The late 1950s also represented a period of change for the nursing program at UOMS. While there had been a nursing program at the Marquam Hill Campus since 1919, it traditionally resided under the School of Medicine. After World War II, the Department of Nursing Education began working to establish itself as a school within the university. Having received support from national grants, the department improved its teaching standards, and as a result, its graduates were consistently ranked among the best in the country. In 1960, the department separated from the School of Medicine, becoming the University of Oregon School of Nursing.
Early Nursing Education in Oregon
The Multnomah School for Nurses opened in 1910 at the Multnomah County Hospital in Portland, then located at SW Second Avenue and Hooker Street. Alma B. Youmans Spaulding served as superintendent. It was originally a two and a half year program, open only to high school graduates. New students were required to bring with them two dresses, six white aprons, one pair of comfortable shoes with rubber heels, a pair of scissors, and a watch. The school curriculum followed national standards. Student nurses at Multnomah School worked nine-hour days, while most other programs averaged twelve. Grace Phelps, R.N., became superintendent of the school in 1915 and sought to improve nursing standards and educational opportunities in Oregon. Phelps saw the Multnomah School’s potential to become a department of nursing education within the University of Oregon, and she began to realize her vision before World War I.
University Based Nursing Programs
In 1919 the University of Oregon began offering nursing courses at its Portland Continuation Center. The following year the university’s Portland School of Social Work introduced a public health nursing program, with Elnora E. Thomson, R.N., serving as director. The first class consisted of twelve students, who received a certificate at the end of the nine-month program. The academic nature of the program was emphasized, and pupils were treated as students, rather than staff, making it distinct from hospital diploma programs like that at the Multnomah School. By 1926, the University of Oregon had established a five-year baccalaureate program in nursing.
In 1932 the University of Oregon Medical School established a Department of Nursing Education on the Marquam Hill campus. Curricula were transferred from the Portland School of Social Work and the University of Oregon’s nursing program to the new department. Included among the faculty were Grace Phelps, Elnora Thomson, and Richard Dillehunt, M.D., dean of the medical school.

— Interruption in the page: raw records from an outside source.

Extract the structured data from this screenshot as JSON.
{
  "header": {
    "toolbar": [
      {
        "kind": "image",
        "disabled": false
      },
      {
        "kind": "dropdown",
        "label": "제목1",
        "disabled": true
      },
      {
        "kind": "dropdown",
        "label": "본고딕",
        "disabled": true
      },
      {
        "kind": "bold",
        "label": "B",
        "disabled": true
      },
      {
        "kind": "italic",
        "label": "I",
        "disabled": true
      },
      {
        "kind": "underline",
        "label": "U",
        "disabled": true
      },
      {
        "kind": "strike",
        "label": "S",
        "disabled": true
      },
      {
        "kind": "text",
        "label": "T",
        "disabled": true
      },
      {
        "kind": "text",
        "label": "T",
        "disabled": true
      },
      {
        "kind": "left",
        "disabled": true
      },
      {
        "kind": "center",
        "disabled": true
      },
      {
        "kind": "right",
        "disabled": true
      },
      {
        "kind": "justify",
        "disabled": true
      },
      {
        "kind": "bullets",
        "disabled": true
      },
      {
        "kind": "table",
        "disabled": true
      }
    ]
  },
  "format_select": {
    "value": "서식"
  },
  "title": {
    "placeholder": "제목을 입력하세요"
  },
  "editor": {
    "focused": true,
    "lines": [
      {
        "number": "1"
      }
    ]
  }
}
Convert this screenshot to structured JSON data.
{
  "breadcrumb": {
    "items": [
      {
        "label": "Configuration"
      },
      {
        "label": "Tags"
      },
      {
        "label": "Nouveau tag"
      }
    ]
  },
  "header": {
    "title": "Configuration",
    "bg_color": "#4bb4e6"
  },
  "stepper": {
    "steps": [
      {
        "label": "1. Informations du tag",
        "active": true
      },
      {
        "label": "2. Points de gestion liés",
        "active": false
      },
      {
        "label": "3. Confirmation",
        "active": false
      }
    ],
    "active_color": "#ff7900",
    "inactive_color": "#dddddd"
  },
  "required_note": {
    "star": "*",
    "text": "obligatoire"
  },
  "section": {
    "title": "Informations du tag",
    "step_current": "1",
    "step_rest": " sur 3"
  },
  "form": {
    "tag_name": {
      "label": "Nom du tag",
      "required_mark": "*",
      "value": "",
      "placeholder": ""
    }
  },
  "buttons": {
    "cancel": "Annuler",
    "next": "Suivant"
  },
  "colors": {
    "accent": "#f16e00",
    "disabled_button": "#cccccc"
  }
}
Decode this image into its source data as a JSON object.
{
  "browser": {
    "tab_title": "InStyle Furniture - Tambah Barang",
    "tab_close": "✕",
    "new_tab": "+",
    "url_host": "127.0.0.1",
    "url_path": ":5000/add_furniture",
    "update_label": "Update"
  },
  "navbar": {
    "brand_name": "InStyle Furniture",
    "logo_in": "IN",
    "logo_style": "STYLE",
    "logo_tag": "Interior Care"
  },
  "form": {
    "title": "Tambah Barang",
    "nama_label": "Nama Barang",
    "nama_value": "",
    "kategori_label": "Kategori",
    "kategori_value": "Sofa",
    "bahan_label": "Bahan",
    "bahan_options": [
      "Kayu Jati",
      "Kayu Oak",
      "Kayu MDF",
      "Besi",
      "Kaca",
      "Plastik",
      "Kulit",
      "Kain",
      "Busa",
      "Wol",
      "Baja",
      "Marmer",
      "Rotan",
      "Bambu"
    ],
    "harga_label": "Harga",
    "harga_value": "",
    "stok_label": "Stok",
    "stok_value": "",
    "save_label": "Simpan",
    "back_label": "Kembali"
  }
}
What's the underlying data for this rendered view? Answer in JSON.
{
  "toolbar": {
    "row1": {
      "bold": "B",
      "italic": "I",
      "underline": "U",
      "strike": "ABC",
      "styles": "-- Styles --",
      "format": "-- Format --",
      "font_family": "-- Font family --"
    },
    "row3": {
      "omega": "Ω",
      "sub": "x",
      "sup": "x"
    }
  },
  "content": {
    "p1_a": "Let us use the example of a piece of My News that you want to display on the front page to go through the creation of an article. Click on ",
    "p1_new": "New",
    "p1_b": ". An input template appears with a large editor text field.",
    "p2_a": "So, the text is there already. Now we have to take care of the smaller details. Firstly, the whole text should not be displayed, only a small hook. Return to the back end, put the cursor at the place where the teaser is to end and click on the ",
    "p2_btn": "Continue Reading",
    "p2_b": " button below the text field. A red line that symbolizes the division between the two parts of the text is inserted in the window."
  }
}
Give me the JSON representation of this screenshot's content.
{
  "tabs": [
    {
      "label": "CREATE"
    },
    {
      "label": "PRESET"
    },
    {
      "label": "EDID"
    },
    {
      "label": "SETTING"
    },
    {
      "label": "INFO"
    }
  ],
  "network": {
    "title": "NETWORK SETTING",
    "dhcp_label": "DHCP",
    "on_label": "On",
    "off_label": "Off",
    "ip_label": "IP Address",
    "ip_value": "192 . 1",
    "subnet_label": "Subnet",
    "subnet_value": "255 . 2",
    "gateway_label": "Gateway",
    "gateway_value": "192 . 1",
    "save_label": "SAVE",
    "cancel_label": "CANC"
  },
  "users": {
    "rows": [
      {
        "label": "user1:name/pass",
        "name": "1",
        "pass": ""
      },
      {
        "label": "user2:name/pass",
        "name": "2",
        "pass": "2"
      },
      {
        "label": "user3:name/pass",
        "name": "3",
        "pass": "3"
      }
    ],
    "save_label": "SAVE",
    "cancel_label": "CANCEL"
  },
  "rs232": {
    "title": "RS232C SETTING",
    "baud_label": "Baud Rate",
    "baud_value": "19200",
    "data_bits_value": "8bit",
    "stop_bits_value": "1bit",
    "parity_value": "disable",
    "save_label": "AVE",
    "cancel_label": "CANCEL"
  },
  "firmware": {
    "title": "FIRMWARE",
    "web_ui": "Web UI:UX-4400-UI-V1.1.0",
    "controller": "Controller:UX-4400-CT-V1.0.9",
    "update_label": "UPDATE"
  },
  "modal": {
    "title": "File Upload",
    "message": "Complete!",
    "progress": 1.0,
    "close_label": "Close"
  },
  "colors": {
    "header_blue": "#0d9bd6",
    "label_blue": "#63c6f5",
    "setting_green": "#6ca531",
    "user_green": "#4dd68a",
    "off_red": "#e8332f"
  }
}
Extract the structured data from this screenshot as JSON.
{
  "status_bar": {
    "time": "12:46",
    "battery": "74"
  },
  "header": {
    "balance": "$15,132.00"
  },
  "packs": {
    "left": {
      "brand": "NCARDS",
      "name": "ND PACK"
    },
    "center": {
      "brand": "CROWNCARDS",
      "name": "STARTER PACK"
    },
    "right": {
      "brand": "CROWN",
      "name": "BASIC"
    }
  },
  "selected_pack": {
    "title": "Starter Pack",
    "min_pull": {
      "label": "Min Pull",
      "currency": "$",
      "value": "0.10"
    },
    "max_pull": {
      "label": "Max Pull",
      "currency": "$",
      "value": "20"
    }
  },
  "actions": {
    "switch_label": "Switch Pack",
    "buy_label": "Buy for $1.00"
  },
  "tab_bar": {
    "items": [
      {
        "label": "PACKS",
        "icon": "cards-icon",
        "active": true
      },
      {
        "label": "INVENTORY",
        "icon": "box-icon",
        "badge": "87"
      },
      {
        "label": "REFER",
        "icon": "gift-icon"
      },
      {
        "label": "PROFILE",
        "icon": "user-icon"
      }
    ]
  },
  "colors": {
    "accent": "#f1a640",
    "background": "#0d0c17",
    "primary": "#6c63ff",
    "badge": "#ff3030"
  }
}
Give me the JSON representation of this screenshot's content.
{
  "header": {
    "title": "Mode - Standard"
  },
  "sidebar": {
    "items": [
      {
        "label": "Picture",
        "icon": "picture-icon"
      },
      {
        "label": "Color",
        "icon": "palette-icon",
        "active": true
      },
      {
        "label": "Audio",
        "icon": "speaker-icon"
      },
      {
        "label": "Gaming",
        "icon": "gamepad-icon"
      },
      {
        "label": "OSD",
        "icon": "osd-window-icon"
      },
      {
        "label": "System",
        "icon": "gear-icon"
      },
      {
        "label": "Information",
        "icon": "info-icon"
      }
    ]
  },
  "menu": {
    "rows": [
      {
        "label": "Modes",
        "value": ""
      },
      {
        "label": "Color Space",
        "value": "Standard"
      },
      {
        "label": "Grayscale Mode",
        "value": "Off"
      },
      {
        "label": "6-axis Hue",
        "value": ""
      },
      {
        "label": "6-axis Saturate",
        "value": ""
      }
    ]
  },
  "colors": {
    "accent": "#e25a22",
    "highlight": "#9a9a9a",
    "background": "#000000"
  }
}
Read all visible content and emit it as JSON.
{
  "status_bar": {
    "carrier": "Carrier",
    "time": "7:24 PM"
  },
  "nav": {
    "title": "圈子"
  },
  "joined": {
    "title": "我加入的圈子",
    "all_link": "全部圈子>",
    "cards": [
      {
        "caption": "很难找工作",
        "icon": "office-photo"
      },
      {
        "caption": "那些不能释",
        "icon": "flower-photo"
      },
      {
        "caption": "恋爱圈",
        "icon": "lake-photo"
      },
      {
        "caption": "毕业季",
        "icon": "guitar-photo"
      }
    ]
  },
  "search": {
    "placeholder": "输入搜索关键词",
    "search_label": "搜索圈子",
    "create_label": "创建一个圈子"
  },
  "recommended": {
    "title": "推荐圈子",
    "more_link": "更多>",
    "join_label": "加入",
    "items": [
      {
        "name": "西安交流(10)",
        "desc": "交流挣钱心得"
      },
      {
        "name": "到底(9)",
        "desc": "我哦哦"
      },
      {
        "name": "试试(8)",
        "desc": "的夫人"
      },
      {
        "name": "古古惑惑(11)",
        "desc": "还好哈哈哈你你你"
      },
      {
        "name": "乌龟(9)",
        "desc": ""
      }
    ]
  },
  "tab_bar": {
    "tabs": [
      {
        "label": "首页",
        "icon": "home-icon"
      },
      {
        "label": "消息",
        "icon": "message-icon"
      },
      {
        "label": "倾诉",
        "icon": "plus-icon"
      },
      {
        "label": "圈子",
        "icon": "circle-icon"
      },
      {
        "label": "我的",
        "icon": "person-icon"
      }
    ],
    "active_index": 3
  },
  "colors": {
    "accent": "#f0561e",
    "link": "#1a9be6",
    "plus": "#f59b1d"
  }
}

The department was founded in the midst of the Great Depression, which saw a shift from private duty to staff nursing, with an emphasis on public health. By the 1940s, many hospital-administered nursing programs disappeared, and the Multnomah School for Nurses followed the trend, merging with the Department of Nursing Education.
Home Exhibits Collections The School of Nursing Breaking Ground: Reflections on the Building of OHSU The School
After establishing themselves as a separate school within the university, the School of Nursing continued to expand its presence on campus and throughout the state. Carol Lindeman, Ph.D., R.N., F.A.A.N., served as dean of the School of Nursing from 1976 to 1995 and brought about significant changes. Realizing the need for health care practitioners in rural areas, the school established its first regional campus in 1979 at Eastern Oregon University in La Grande. In 1985, a Ph.D. program began at the school, the sixth of its kind in the West. Another significant change was the 1992 mandate from the Oregon State System of Higher Education to consolidate all state-supported nursing programs. The School of Nursing is now the focal point for all nursing education programs and research taking place statewide.